Siemens and Volkswagen call on German government to compensate for investments in Russia Siemens and Volkswagen want compensation for investments in Russia (Photo: Getty Images)

Siemens and Volkswagen have requested compensation from the German government for financial losses in Russia, according to FAZ.

These are the railway equipment manufacturers Siemens Mobility and Volkswagen Bank. The companies explained their request by their intention to use the German government's guarantee mechanism.

"Like many other German companies, Siemens has secured its investments in Russia by resorting to the investment guarantee instrument from the federal government," said a Siemens Mobility representative.

The Volkswagen Bank representative also noted that the compensation discussions are ongoing, but declined to give any further details.

Earlier, the energy company Wintershall Dea applied to the government with a similar request. A representative of the German Ministry of Finance confirmed that Wintershall Dea AG had used the investment guarantee mechanism. At the same time, negotiations on "possible scenarios of damage" have been ongoing for a long time.

It is reported that as of mid-November, the German government received 16 requests from 8 companies that decided to use investment guarantees due to their withdrawal from Russia for a total of EUR 2.8 billion.

International business has left the Russian market en masse

After Western countries imposed sanctions on Russia, several foreign brands decided to sell their businesses in Russia.

Recently, the Japanese retailer Uniqlo refused to lease premises for all its stores in Russia. Thus, the company stopped doing business in the country.

Also, one of the largest insurance groups in Europe, Uniqa, sold its business in Russia and thus left the market.

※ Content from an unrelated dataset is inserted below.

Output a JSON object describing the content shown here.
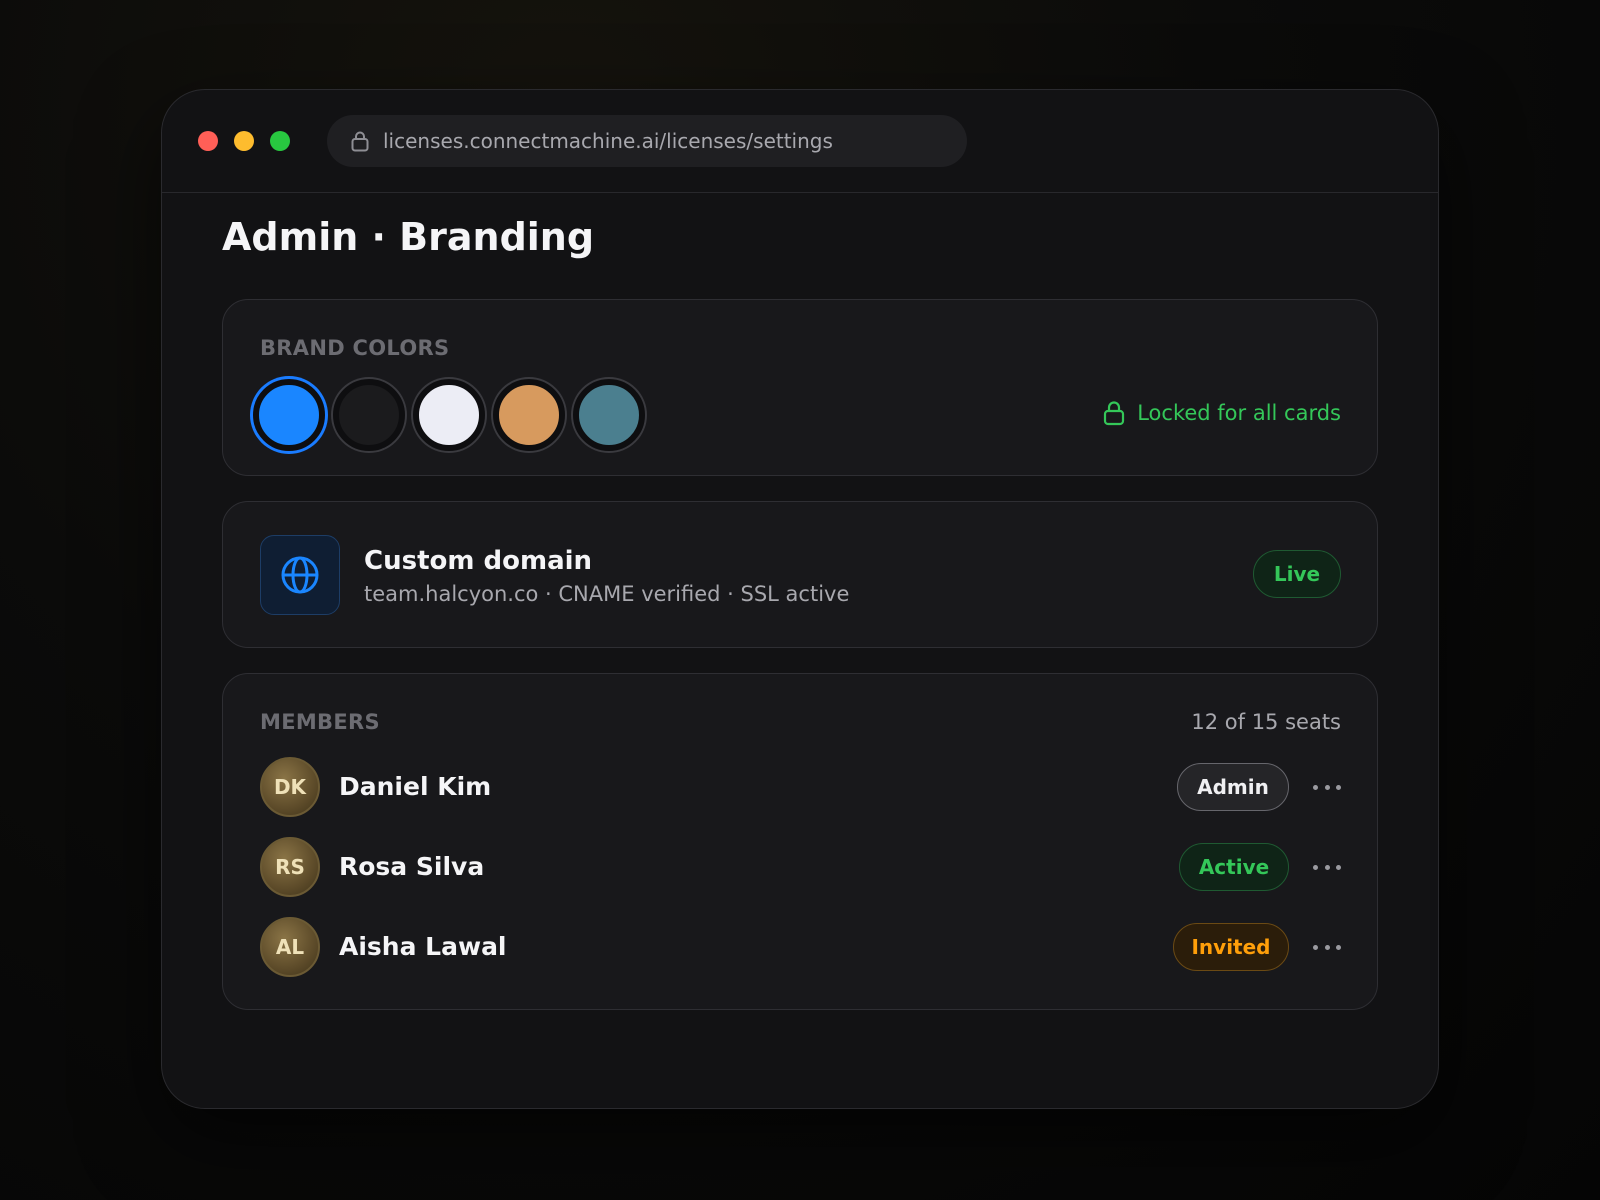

Later it was reported that almost all Finnish companies had left the Russian market, with only two percent of Finnish export companies still doing business in the aggressor country.